_Work order_
This exercise calls for every record to be returned exactly, with pictures removed.

::: Exercise inputs

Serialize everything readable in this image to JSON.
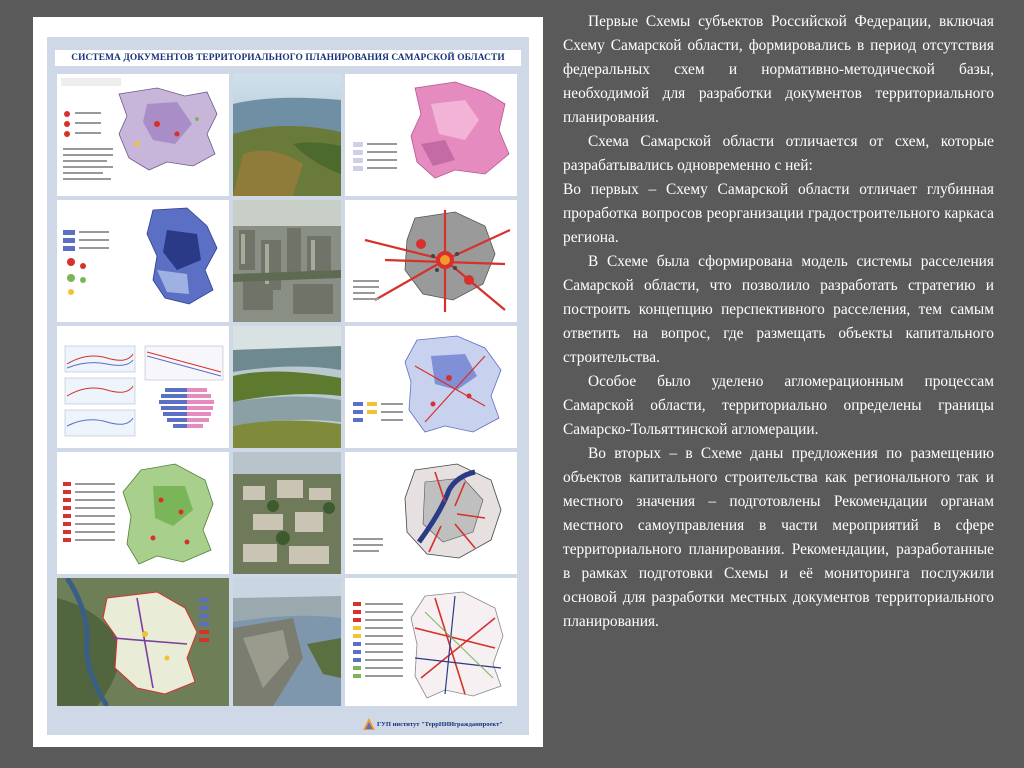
{
  "poster": {
    "title": "СИСТЕМА ДОКУМЕНТОВ ТЕРРИТОРИАЛЬНОГО ПЛАНИРОВАНИЯ САМАРСКОЙ ОБЛАСТИ",
    "footer": "ГУП институт \"ТеррНИИгражданпроект\"",
    "colors": {
      "background": "#cfd8e6",
      "title_text": "#17337a",
      "map_pink": "#e58bc0",
      "map_blue": "#5b6fc4",
      "map_green": "#7bb55a",
      "map_red": "#d6312b"
    }
  },
  "text": {
    "paragraphs": [
      "Первые Схемы субъектов Российской Федерации, включая Схему Самарской области, формировались в период отсутствия федеральных схем и нормативно-методической базы, необходимой для разработки документов территориального планирования.",
      "Схема Самарской области отличается от схем, которые разрабатывались одновременно с ней:",
      "Во первых – Схему Самарской области отличает глубинная проработка вопросов реорганизации градостроительного каркаса региона.",
      "В Схеме была сформирована модель системы расселения Самарской области, что позволило разработать стратегию и построить концепцию перспективного расселения, тем самым ответить на вопрос, где размещать объекты капитального строительства.",
      "Особое было уделено агломерационным процессам Самарской области, территориально определены границы Самарско-Тольяттинской агломерации.",
      "Во вторых – в Схеме даны предложения по размещению объектов капитального строительства как регионального так и местного значения – подготовлены Рекомендации органам местного самоуправления в части мероприятий в сфере территориального планирования. Рекомендации, разработанные в рамках подготовки Схемы и её мониторинга послужили основой для разработки местных документов территориального планирования."
    ]
  }
}
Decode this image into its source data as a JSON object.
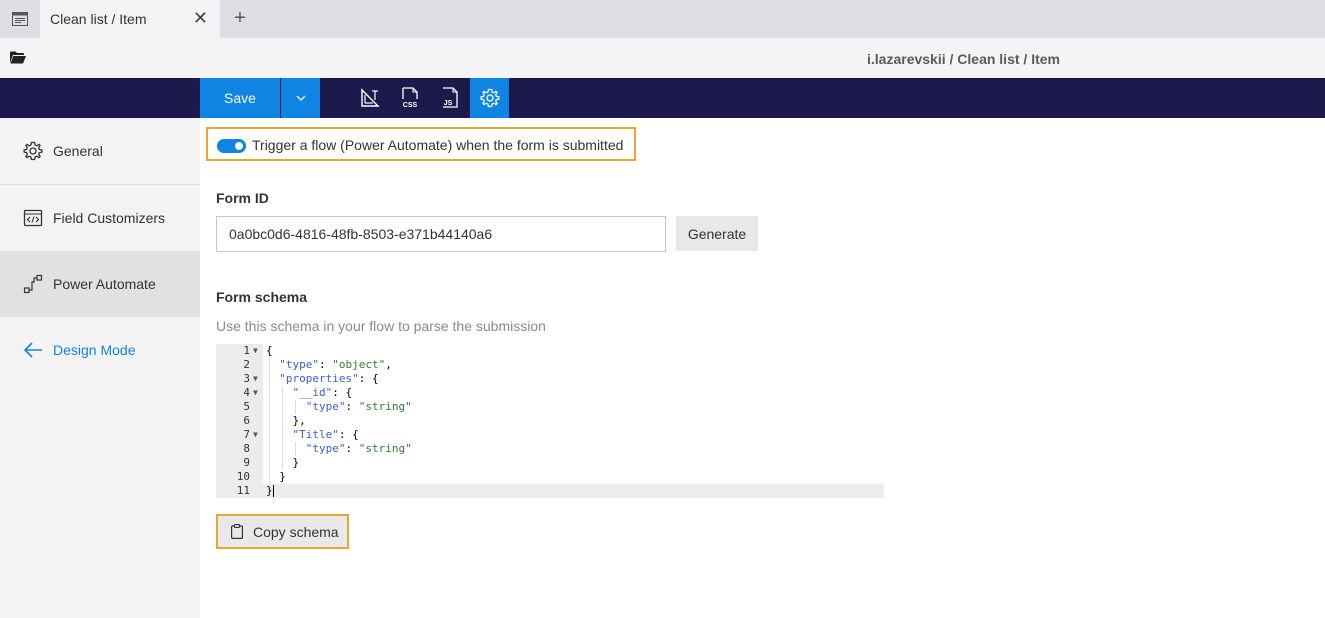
{
  "tabs": {
    "active": {
      "title": "Clean list / Item",
      "close": "✕"
    },
    "new_tab": "+"
  },
  "pathbar": {
    "breadcrumb": "i.lazarevskii / Clean list / Item"
  },
  "toolbar": {
    "save_label": "Save",
    "icons": [
      "layout-icon",
      "css-icon",
      "js-icon",
      "settings-icon"
    ],
    "active_icon": "settings-icon"
  },
  "sidebar": {
    "items": [
      {
        "label": "General",
        "icon": "gear-icon"
      },
      {
        "label": "Field Customizers",
        "icon": "code-window-icon"
      },
      {
        "label": "Power Automate",
        "icon": "flow-icon",
        "active": true
      },
      {
        "label": "Design Mode",
        "icon": "arrow-left-icon"
      }
    ]
  },
  "main": {
    "trigger": {
      "label": "Trigger a flow (Power Automate) when the form is submitted",
      "enabled": true
    },
    "form_id": {
      "label": "Form ID",
      "value": "0a0bc0d6-4816-48fb-8503-e371b44140a6",
      "generate_label": "Generate"
    },
    "schema": {
      "label": "Form schema",
      "help": "Use this schema in your flow to parse the submission",
      "line_numbers": [
        "1",
        "2",
        "3",
        "4",
        "5",
        "6",
        "7",
        "8",
        "9",
        "10",
        "11"
      ],
      "copy_label": "Copy schema"
    }
  },
  "colors": {
    "accent": "#0f84e2",
    "toolbar_bg": "#1c1a4d",
    "highlight_border": "#e8a830",
    "sidebar_bg": "#f3f3f4"
  }
}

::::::

_Output for this exercise_
Serialize everything readable in this image to JSON.
{
  "poster": {
    "title": "СИСТЕМА ДОКУМЕНТОВ ТЕРРИТОРИАЛЬНОГО ПЛАНИРОВАНИЯ САМАРСКОЙ ОБЛАСТИ",
    "footer": "ГУП институт \"ТеррНИИгражданпроект\"",
    "colors": {
      "background": "#cfd8e6",
      "title_text": "#17337a",
      "map_pink": "#e58bc0",
      "map_blue": "#5b6fc4",
      "map_green": "#7bb55a",
      "map_red": "#d6312b"
    }
  },
  "text": {
    "paragraphs": [
      "Первые Схемы субъектов Российской Федерации, включая Схему Самарской области, формировались в период отсутствия федеральных схем и нормативно-методической базы, необходимой для разработки документов территориального планирования.",
      "Схема Самарской области отличается от схем, которые разрабатывались одновременно с ней:",
      "Во первых – Схему Самарской области отличает глубинная проработка вопросов реорганизации градостроительного каркаса региона.",
      "В Схеме была сформирована модель системы расселения Самарской области, что позволило разработать стратегию и построить концепцию перспективного расселения, тем самым ответить на вопрос, где размещать объекты капитального строительства.",
      "Особое было уделено агломерационным процессам Самарской области, территориально определены границы Самарско-Тольяттинской агломерации.",
      "Во вторых – в Схеме даны предложения по размещению объектов капитального строительства как регионального так и местного значения – подготовлены Рекомендации органам местного самоуправления в части мероприятий в сфере территориального планирования. Рекомендации, разработанные в рамках подготовки Схемы и её мониторинга послужили основой для разработки местных документов территориального планирования."
    ]
  }
}
Decode this image into its source data as a JSON object.
{
  "tabs": {
    "active": {
      "title": "Clean list / Item",
      "close": "✕"
    },
    "new_tab": "+"
  },
  "pathbar": {
    "breadcrumb": "i.lazarevskii / Clean list / Item"
  },
  "toolbar": {
    "save_label": "Save",
    "icons": [
      "layout-icon",
      "css-icon",
      "js-icon",
      "settings-icon"
    ],
    "active_icon": "settings-icon"
  },
  "sidebar": {
    "items": [
      {
        "label": "General",
        "icon": "gear-icon"
      },
      {
        "label": "Field Customizers",
        "icon": "code-window-icon"
      },
      {
        "label": "Power Automate",
        "icon": "flow-icon",
        "active": true
      },
      {
        "label": "Design Mode",
        "icon": "arrow-left-icon"
      }
    ]
  },
  "main": {
    "trigger": {
      "label": "Trigger a flow (Power Automate) when the form is submitted",
      "enabled": true
    },
    "form_id": {
      "label": "Form ID",
      "value": "0a0bc0d6-4816-48fb-8503-e371b44140a6",
      "generate_label": "Generate"
    },
    "schema": {
      "label": "Form schema",
      "help": "Use this schema in your flow to parse the submission",
      "line_numbers": [
        "1",
        "2",
        "3",
        "4",
        "5",
        "6",
        "7",
        "8",
        "9",
        "10",
        "11"
      ],
      "copy_label": "Copy schema"
    }
  },
  "colors": {
    "accent": "#0f84e2",
    "toolbar_bg": "#1c1a4d",
    "highlight_border": "#e8a830",
    "sidebar_bg": "#f3f3f4"
  }
}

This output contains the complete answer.